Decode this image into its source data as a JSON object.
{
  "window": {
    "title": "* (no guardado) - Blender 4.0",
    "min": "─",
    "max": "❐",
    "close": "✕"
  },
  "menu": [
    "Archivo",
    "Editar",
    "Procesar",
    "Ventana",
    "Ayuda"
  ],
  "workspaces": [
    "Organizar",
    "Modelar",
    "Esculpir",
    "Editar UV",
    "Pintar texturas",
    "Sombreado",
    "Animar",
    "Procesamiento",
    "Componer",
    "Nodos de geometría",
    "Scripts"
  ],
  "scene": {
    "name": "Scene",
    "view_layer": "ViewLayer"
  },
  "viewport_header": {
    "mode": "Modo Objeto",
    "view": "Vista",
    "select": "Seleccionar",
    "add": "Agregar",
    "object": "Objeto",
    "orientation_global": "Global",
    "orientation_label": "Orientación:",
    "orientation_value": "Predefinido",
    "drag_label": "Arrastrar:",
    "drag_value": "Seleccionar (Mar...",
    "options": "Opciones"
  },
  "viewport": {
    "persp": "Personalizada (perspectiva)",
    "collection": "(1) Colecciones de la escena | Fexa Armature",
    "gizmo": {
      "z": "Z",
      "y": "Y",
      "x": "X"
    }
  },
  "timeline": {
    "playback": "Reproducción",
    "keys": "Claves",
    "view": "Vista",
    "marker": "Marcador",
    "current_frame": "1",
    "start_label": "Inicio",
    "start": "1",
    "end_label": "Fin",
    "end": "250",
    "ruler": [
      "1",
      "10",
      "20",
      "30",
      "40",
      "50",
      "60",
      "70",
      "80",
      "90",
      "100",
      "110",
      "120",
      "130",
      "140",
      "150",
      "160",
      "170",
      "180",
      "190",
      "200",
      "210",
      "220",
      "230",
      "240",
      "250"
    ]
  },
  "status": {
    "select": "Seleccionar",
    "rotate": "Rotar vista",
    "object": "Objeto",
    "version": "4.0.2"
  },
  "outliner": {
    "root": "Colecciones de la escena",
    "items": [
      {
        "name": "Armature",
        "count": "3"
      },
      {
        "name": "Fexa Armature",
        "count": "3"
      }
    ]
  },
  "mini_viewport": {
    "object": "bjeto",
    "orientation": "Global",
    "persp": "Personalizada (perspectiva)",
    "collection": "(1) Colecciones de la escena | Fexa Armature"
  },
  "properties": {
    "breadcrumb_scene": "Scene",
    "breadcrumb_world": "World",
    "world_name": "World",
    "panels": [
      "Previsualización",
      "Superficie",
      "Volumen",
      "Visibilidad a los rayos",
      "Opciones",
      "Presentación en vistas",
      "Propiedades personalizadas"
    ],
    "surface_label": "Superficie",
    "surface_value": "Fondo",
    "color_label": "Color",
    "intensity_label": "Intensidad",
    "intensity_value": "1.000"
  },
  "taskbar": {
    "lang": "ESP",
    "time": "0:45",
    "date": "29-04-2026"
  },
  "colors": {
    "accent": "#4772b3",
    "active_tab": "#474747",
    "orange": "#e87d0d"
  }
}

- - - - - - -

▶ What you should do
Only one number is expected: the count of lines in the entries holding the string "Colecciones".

▶ Reply to the task
3